[Entries from a dataset of interfaces]
--- --- ---
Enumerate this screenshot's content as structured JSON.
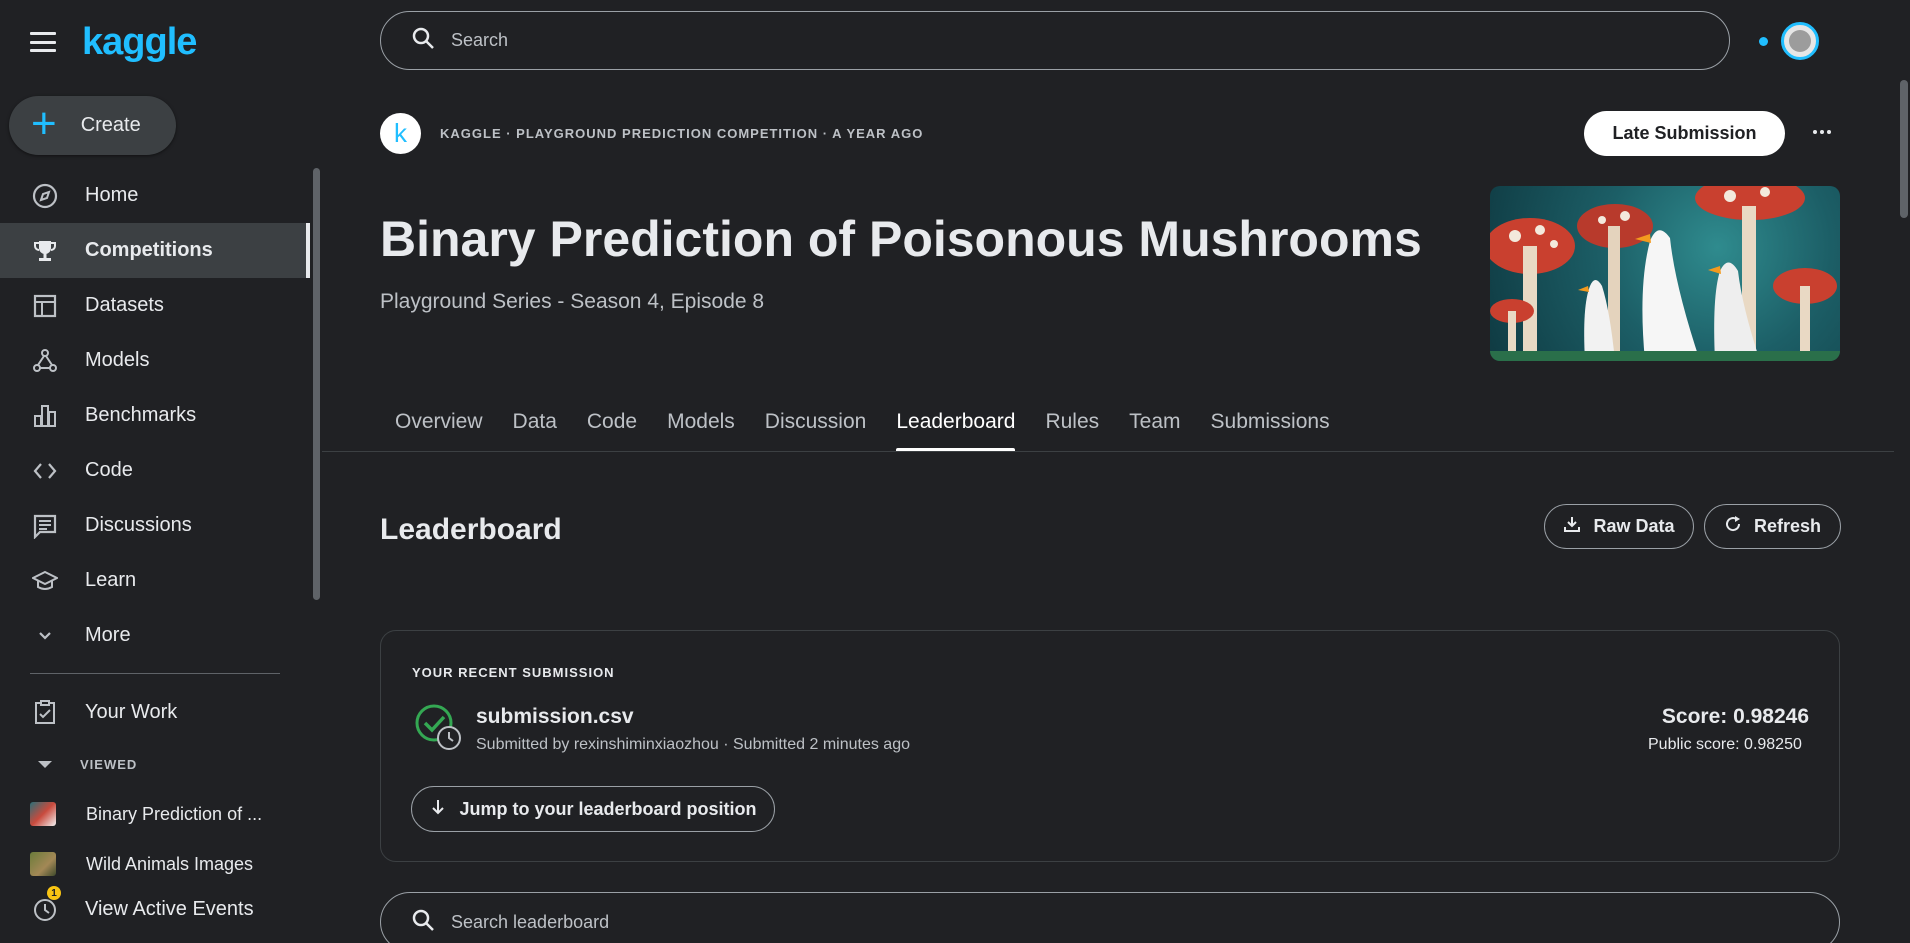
{
  "brand": {
    "logo_text": "kaggle"
  },
  "sidebar": {
    "create_label": "Create",
    "items": [
      {
        "label": "Home",
        "icon": "compass-icon"
      },
      {
        "label": "Competitions",
        "icon": "trophy-icon",
        "active": true
      },
      {
        "label": "Datasets",
        "icon": "table-icon"
      },
      {
        "label": "Models",
        "icon": "models-icon"
      },
      {
        "label": "Benchmarks",
        "icon": "bar-chart-icon"
      },
      {
        "label": "Code",
        "icon": "code-icon"
      },
      {
        "label": "Discussions",
        "icon": "comment-icon"
      },
      {
        "label": "Learn",
        "icon": "school-icon"
      },
      {
        "label": "More",
        "icon": "chevron-down-icon"
      }
    ],
    "your_work": "Your Work",
    "viewed_label": "VIEWED",
    "viewed": [
      {
        "label": "Binary Prediction of ..."
      },
      {
        "label": "Wild Animals Images"
      }
    ],
    "events_label": "View Active Events",
    "events_count": "1"
  },
  "topbar": {
    "search_placeholder": "Search"
  },
  "competition": {
    "host_initial": "k",
    "meta": "KAGGLE · PLAYGROUND PREDICTION COMPETITION · A YEAR AGO",
    "late_submission_label": "Late Submission",
    "title": "Binary Prediction of Poisonous Mushrooms",
    "subtitle": "Playground Series - Season 4, Episode 8"
  },
  "tabs": [
    {
      "label": "Overview"
    },
    {
      "label": "Data"
    },
    {
      "label": "Code"
    },
    {
      "label": "Models"
    },
    {
      "label": "Discussion"
    },
    {
      "label": "Leaderboard",
      "active": true
    },
    {
      "label": "Rules"
    },
    {
      "label": "Team"
    },
    {
      "label": "Submissions"
    }
  ],
  "leaderboard": {
    "title": "Leaderboard",
    "raw_data_label": "Raw Data",
    "refresh_label": "Refresh",
    "recent": {
      "label": "YOUR RECENT SUBMISSION",
      "file_name": "submission.csv",
      "meta": "Submitted by rexinshiminxiaozhou · Submitted 2 minutes ago",
      "score": "Score: 0.98246",
      "public_score": "Public score: 0.98250",
      "jump_label": "Jump to your leaderboard position"
    },
    "search_placeholder": "Search leaderboard"
  },
  "colors": {
    "accent": "#20beff",
    "background": "#202124",
    "success": "#34a853"
  }
}
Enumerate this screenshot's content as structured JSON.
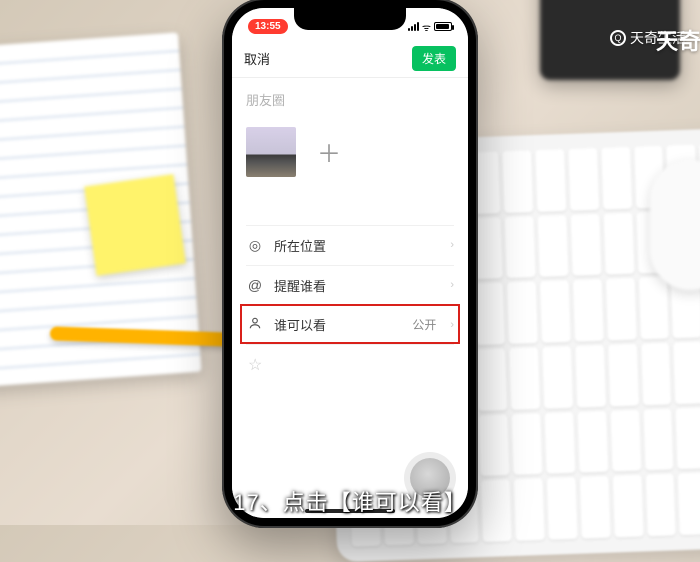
{
  "watermark": {
    "brand": "天奇生活",
    "side": "天奇"
  },
  "caption": "17、点击【谁可以看】",
  "statusbar": {
    "time": "13:55"
  },
  "navbar": {
    "cancel": "取消",
    "post": "发表"
  },
  "compose": {
    "placeholder": "朋友圈"
  },
  "options": {
    "location": {
      "label": "所在位置"
    },
    "mention": {
      "label": "提醒谁看"
    },
    "visibility": {
      "label": "谁可以看",
      "value": "公开"
    }
  },
  "icons": {
    "location": "◎",
    "mention": "@",
    "visibility": "👤",
    "star": "☆",
    "plus": "＋",
    "chevron": "›",
    "wifi": "▾"
  },
  "colors": {
    "accent": "#07c160",
    "highlight": "#d9201a",
    "time_badge": "#ff3b30"
  }
}
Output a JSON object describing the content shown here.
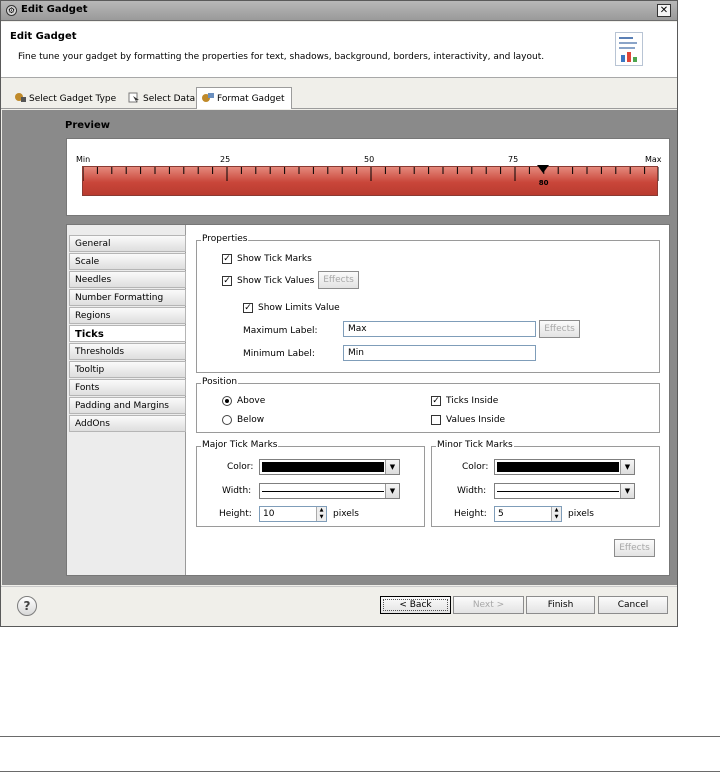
{
  "window": {
    "title": "Edit Gadget",
    "close_glyph": "✕"
  },
  "banner": {
    "heading": "Edit Gadget",
    "description": "Fine tune your gadget by formatting the properties for text, shadows, background, borders, interactivity, and layout."
  },
  "tabs": [
    {
      "label": "Select Gadget Type",
      "icon": "gadget-type-icon"
    },
    {
      "label": "Select Data",
      "icon": "select-data-icon"
    },
    {
      "label": "Format Gadget",
      "icon": "format-gadget-icon",
      "active": true
    }
  ],
  "preview": {
    "label": "Preview",
    "scale_labels": [
      "Min",
      "25",
      "50",
      "75",
      "Max"
    ],
    "needle_value": "80",
    "scale_min": 0,
    "scale_max": 100,
    "needle_fraction": 0.8,
    "bar_color": "#c9463a"
  },
  "nav": {
    "items": [
      {
        "label": "General"
      },
      {
        "label": "Scale"
      },
      {
        "label": "Needles"
      },
      {
        "label": "Number Formatting"
      },
      {
        "label": "Regions"
      },
      {
        "label": "Ticks",
        "active": true
      },
      {
        "label": "Thresholds"
      },
      {
        "label": "Tooltip"
      },
      {
        "label": "Fonts"
      },
      {
        "label": "Padding and Margins"
      },
      {
        "label": "AddOns"
      }
    ]
  },
  "properties": {
    "group_label": "Properties",
    "show_tick_marks": {
      "label": "Show Tick Marks",
      "checked": true
    },
    "show_tick_values": {
      "label": "Show Tick Values",
      "checked": true
    },
    "effects_label": "Effects",
    "show_limits_value": {
      "label": "Show Limits Value",
      "checked": true
    },
    "maximum_label": {
      "label": "Maximum Label:",
      "value": "Max"
    },
    "minimum_label": {
      "label": "Minimum Label:",
      "value": "Min"
    }
  },
  "position": {
    "group_label": "Position",
    "above": {
      "label": "Above",
      "selected": true
    },
    "below": {
      "label": "Below",
      "selected": false
    },
    "ticks_inside": {
      "label": "Ticks Inside",
      "checked": true
    },
    "values_inside": {
      "label": "Values Inside",
      "checked": false
    }
  },
  "major": {
    "group_label": "Major Tick Marks",
    "color_label": "Color:",
    "width_label": "Width:",
    "height_label": "Height:",
    "height_value": "10",
    "units": "pixels",
    "color": "#000000"
  },
  "minor": {
    "group_label": "Minor Tick Marks",
    "color_label": "Color:",
    "width_label": "Width:",
    "height_label": "Height:",
    "height_value": "5",
    "units": "pixels",
    "color": "#000000"
  },
  "effects_bottom": "Effects",
  "footer": {
    "help_glyph": "?",
    "back": "< Back",
    "next": "Next >",
    "finish": "Finish",
    "cancel": "Cancel"
  }
}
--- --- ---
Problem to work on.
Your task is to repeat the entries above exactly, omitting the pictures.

Output for this task.
Enumerate this screenshot's content as structured JSON.
{
  "brand": {
    "logo_text": "kaggle"
  },
  "sidebar": {
    "create_label": "Create",
    "items": [
      {
        "label": "Home",
        "icon": "compass-icon"
      },
      {
        "label": "Competitions",
        "icon": "trophy-icon",
        "active": true
      },
      {
        "label": "Datasets",
        "icon": "table-icon"
      },
      {
        "label": "Models",
        "icon": "models-icon"
      },
      {
        "label": "Benchmarks",
        "icon": "bar-chart-icon"
      },
      {
        "label": "Code",
        "icon": "code-icon"
      },
      {
        "label": "Discussions",
        "icon": "comment-icon"
      },
      {
        "label": "Learn",
        "icon": "school-icon"
      },
      {
        "label": "More",
        "icon": "chevron-down-icon"
      }
    ],
    "your_work": "Your Work",
    "viewed_label": "VIEWED",
    "viewed": [
      {
        "label": "Binary Prediction of ..."
      },
      {
        "label": "Wild Animals Images"
      }
    ],
    "events_label": "View Active Events",
    "events_count": "1"
  },
  "topbar": {
    "search_placeholder": "Search"
  },
  "competition": {
    "host_initial": "k",
    "meta": "KAGGLE · PLAYGROUND PREDICTION COMPETITION · A YEAR AGO",
    "late_submission_label": "Late Submission",
    "title": "Binary Prediction of Poisonous Mushrooms",
    "subtitle": "Playground Series - Season 4, Episode 8"
  },
  "tabs": [
    {
      "label": "Overview"
    },
    {
      "label": "Data"
    },
    {
      "label": "Code"
    },
    {
      "label": "Models"
    },
    {
      "label": "Discussion"
    },
    {
      "label": "Leaderboard",
      "active": true
    },
    {
      "label": "Rules"
    },
    {
      "label": "Team"
    },
    {
      "label": "Submissions"
    }
  ],
  "leaderboard": {
    "title": "Leaderboard",
    "raw_data_label": "Raw Data",
    "refresh_label": "Refresh",
    "recent": {
      "label": "YOUR RECENT SUBMISSION",
      "file_name": "submission.csv",
      "meta": "Submitted by rexinshiminxiaozhou · Submitted 2 minutes ago",
      "score": "Score: 0.98246",
      "public_score": "Public score: 0.98250",
      "jump_label": "Jump to your leaderboard position"
    },
    "search_placeholder": "Search leaderboard"
  },
  "colors": {
    "accent": "#20beff",
    "background": "#202124",
    "success": "#34a853"
  }
}
Enumerate this screenshot's content as structured JSON.
{
  "watermark": {
    "brand": "天奇生活",
    "side": "天奇"
  },
  "caption": "17、点击【谁可以看】",
  "statusbar": {
    "time": "13:55"
  },
  "navbar": {
    "cancel": "取消",
    "post": "发表"
  },
  "compose": {
    "placeholder": "朋友圈"
  },
  "options": {
    "location": {
      "label": "所在位置"
    },
    "mention": {
      "label": "提醒谁看"
    },
    "visibility": {
      "label": "谁可以看",
      "value": "公开"
    }
  },
  "icons": {
    "location": "◎",
    "mention": "@",
    "visibility": "👤",
    "star": "☆",
    "plus": "＋",
    "chevron": "›",
    "wifi": "▾"
  },
  "colors": {
    "accent": "#07c160",
    "highlight": "#d9201a",
    "time_badge": "#ff3b30"
  }
}
Output a JSON object describing the content shown here.
{
  "window": {
    "title": "Edit Gadget",
    "close_glyph": "✕"
  },
  "banner": {
    "heading": "Edit Gadget",
    "description": "Fine tune your gadget by formatting the properties for text, shadows, background, borders, interactivity, and layout."
  },
  "tabs": [
    {
      "label": "Select Gadget Type",
      "icon": "gadget-type-icon"
    },
    {
      "label": "Select Data",
      "icon": "select-data-icon"
    },
    {
      "label": "Format Gadget",
      "icon": "format-gadget-icon",
      "active": true
    }
  ],
  "preview": {
    "label": "Preview",
    "scale_labels": [
      "Min",
      "25",
      "50",
      "75",
      "Max"
    ],
    "needle_value": "80",
    "scale_min": 0,
    "scale_max": 100,
    "needle_fraction": 0.8,
    "bar_color": "#c9463a"
  },
  "nav": {
    "items": [
      {
        "label": "General"
      },
      {
        "label": "Scale"
      },
      {
        "label": "Needles"
      },
      {
        "label": "Number Formatting"
      },
      {
        "label": "Regions"
      },
      {
        "label": "Ticks",
        "active": true
      },
      {
        "label": "Thresholds"
      },
      {
        "label": "Tooltip"
      },
      {
        "label": "Fonts"
      },
      {
        "label": "Padding and Margins"
      },
      {
        "label": "AddOns"
      }
    ]
  },
  "properties": {
    "group_label": "Properties",
    "show_tick_marks": {
      "label": "Show Tick Marks",
      "checked": true
    },
    "show_tick_values": {
      "label": "Show Tick Values",
      "checked": true
    },
    "effects_label": "Effects",
    "show_limits_value": {
      "label": "Show Limits Value",
      "checked": true
    },
    "maximum_label": {
      "label": "Maximum Label:",
      "value": "Max"
    },
    "minimum_label": {
      "label": "Minimum Label:",
      "value": "Min"
    }
  },
  "position": {
    "group_label": "Position",
    "above": {
      "label": "Above",
      "selected": true
    },
    "below": {
      "label": "Below",
      "selected": false
    },
    "ticks_inside": {
      "label": "Ticks Inside",
      "checked": true
    },
    "values_inside": {
      "label": "Values Inside",
      "checked": false
    }
  },
  "major": {
    "group_label": "Major Tick Marks",
    "color_label": "Color:",
    "width_label": "Width:",
    "height_label": "Height:",
    "height_value": "10",
    "units": "pixels",
    "color": "#000000"
  },
  "minor": {
    "group_label": "Minor Tick Marks",
    "color_label": "Color:",
    "width_label": "Width:",
    "height_label": "Height:",
    "height_value": "5",
    "units": "pixels",
    "color": "#000000"
  },
  "effects_bottom": "Effects",
  "footer": {
    "help_glyph": "?",
    "back": "< Back",
    "next": "Next >",
    "finish": "Finish",
    "cancel": "Cancel"
  }
}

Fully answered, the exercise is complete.